Related News

Home » Business » Economy

Rudd unveils bigger stimulus

AUSTRALIA'S Prime Minister unveiled a new stimulus package yesterday to try to shield the economy from the global downturn, promising A$42 billion (US$26 billion) in spending that will send the budget into the red for the first time in nearly a decade.

The package comes on top of one launched late last year worth A$10.4 billion and underscores the threat the downturn poses to Australia's resources-based economy, which has shuddered to a near halt since the worldwide financial turmoil began mid-last year.

Two hours after Prime Minister Kevin Rudd's stimulus announcement, the central bank slashed the benchmark cash rate by a full percentage point to 3.25 percent in another bid to reinvigorate the stagnating economy.

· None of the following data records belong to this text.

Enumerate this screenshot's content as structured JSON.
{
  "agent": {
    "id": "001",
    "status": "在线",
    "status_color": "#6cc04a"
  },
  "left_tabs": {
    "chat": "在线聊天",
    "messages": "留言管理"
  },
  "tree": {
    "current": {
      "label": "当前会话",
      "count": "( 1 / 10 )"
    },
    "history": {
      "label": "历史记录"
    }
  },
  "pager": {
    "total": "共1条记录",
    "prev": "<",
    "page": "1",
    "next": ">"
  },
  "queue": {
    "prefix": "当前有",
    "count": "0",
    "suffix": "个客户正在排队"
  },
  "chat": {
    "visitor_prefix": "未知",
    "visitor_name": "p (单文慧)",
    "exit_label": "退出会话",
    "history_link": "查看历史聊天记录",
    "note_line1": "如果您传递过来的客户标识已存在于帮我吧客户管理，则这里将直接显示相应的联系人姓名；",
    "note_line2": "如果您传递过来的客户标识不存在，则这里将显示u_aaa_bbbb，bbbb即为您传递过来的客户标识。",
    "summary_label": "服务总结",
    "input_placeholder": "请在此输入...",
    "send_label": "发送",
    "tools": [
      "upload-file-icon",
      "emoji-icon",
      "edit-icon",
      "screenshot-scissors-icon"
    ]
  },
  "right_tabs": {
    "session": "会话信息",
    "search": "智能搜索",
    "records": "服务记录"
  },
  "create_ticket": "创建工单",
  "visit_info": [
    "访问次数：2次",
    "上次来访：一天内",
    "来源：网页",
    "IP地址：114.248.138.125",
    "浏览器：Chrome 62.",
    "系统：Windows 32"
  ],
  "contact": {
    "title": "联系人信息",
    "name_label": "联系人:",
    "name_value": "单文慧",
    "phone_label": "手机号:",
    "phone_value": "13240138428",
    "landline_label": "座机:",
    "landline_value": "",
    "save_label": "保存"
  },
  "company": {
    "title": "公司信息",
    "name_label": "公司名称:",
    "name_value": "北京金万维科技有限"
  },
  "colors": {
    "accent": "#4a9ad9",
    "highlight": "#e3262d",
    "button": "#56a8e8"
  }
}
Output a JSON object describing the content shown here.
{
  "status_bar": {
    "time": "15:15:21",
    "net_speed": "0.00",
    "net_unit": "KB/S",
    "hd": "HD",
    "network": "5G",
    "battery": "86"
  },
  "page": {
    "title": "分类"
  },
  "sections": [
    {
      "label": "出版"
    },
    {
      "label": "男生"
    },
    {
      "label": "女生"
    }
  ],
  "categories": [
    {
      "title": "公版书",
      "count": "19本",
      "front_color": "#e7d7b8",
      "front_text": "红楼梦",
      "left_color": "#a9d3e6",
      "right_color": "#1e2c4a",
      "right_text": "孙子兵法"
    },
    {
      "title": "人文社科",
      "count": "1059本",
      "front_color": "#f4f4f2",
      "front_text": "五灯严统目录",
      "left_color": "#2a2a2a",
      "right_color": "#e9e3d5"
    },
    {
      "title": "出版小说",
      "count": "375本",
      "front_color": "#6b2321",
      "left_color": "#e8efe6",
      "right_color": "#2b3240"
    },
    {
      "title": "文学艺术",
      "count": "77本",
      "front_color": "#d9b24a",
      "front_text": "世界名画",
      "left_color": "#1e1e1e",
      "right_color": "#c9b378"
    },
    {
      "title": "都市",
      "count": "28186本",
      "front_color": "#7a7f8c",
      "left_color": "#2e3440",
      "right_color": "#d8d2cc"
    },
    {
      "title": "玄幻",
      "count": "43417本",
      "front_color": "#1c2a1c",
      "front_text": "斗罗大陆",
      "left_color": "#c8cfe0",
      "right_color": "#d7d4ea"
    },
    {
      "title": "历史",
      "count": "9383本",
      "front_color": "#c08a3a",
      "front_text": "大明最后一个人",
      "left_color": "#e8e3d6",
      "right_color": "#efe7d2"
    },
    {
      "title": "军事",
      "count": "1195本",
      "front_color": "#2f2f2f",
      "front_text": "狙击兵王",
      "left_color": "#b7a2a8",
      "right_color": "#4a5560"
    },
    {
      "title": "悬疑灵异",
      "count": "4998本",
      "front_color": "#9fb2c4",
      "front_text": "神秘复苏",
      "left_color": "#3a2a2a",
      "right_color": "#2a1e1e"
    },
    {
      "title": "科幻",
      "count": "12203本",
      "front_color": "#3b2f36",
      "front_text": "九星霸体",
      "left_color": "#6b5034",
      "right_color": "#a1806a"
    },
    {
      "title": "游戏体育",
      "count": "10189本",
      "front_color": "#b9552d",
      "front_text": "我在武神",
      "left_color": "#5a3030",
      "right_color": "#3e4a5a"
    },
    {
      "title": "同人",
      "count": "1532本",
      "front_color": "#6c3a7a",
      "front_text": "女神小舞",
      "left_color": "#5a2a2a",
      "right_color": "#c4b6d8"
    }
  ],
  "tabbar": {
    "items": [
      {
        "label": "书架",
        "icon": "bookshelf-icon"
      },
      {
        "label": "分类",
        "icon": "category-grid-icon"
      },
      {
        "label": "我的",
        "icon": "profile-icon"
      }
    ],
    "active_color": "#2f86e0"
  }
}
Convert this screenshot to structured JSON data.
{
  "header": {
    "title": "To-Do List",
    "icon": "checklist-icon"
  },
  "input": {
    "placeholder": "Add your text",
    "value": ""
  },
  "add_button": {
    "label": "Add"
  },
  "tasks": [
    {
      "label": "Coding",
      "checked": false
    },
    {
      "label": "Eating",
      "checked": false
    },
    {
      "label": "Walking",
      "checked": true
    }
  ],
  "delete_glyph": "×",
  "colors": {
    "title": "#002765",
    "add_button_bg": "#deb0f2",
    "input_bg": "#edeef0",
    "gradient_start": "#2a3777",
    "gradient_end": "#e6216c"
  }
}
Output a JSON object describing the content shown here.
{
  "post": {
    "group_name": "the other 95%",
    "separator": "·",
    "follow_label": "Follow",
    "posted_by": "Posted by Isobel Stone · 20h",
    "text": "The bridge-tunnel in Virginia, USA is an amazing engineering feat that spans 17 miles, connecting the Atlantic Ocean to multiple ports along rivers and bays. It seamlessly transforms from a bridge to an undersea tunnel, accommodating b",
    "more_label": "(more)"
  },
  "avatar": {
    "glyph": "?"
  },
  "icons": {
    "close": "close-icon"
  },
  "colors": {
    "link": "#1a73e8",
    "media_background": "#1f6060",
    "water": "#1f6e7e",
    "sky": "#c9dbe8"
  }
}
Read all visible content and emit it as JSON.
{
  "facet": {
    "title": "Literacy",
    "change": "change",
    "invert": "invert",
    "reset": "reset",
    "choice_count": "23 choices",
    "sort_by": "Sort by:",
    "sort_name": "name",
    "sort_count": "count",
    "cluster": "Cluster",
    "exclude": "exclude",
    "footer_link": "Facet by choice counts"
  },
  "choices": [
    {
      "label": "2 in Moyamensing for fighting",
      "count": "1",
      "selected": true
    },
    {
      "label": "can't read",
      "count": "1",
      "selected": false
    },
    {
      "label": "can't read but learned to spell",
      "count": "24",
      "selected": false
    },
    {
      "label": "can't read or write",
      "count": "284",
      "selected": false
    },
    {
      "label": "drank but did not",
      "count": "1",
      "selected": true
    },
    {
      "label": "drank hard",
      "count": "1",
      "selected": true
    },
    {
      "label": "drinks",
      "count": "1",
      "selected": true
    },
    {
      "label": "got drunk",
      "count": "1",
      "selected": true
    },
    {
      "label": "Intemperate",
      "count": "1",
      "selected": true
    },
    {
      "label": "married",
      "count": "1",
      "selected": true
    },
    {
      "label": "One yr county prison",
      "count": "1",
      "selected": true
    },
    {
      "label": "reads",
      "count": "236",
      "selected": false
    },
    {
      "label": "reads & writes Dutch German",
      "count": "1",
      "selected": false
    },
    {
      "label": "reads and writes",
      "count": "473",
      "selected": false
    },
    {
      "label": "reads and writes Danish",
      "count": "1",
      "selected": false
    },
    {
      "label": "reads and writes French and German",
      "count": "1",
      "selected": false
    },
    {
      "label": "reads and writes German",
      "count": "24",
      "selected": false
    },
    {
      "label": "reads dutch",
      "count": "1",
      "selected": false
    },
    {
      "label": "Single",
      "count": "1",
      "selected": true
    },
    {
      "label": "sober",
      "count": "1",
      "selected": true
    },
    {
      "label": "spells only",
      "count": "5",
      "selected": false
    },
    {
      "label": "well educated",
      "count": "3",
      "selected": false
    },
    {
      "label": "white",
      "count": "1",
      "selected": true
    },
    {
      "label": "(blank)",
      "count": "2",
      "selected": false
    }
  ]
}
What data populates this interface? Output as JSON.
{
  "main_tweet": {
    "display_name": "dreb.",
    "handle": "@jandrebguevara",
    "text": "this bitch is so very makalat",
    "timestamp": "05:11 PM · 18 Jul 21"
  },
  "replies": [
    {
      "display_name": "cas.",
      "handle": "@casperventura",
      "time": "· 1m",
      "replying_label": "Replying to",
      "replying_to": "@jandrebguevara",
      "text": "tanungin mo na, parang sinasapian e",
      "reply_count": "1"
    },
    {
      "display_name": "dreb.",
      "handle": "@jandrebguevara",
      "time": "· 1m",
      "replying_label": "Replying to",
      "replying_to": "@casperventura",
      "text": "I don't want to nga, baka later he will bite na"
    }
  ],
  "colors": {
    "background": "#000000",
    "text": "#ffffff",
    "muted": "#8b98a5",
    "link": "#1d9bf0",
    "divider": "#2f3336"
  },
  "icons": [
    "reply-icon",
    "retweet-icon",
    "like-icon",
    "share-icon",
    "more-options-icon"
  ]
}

It was the lowest level since the Reserve Bank of Australia took control of monetary policy 19 years ago, and the lowest money market rate since 1964.

The new initiatives, spread over four years, include building thousands of new houses and school rooms, and environmentally friendly measures such as providing householders with free home roof insulation.

The spending will plunge the annual budget into a A$22.5-billion deficit - 1.9 percent of gross domestic product - for the current fiscal year ending June 30, Rudd said.

"Nobody likes being in deficit and I don't like being in deficit at all," Rudd said. "This is not a question of choice. This is what we are required to do."

Temporary deficit

Doing nothing would result in even more job losses, Rudd said.

He said the plan aimed to support 90,000 jobs - through a combination of creating new positions and saving existing jobs - while boosting economic growth by half a percentage point to 1 percent in the current fiscal year. The plan also aims to turn an economic contraction in the following year to 0.75 percent growth, government documents said.

Rudd described the deficit as temporary, despite the Treasury's forecast that it would blow out to A$31.5 billion in the 2010-11 fiscal year.

"This government will never haul up the white flag on the inevitability of recession," he said. "There is no guarantee of success, but we will throw everything at this because we believe it is important for confidence and jobs that we do so."

By providing free ceiling insulation to 2.7 million Australian homes, the government plans to reduce household power bills as well as Australia's greenhouse gas emissions.

The scheme would save 49.4 million metric tons of greenhouse gas emissions that are blamed for dangerous global warming by 2020, documents said. An existing subsidy to householders for installing solar hot water systems would also be increased.


Copyright © 1999- Shanghai Daily. All rights reserved.Preferably viewed with Internet Explorer 8 or newer browsers.

沪公网安备 31010602000204号

Email this to your friend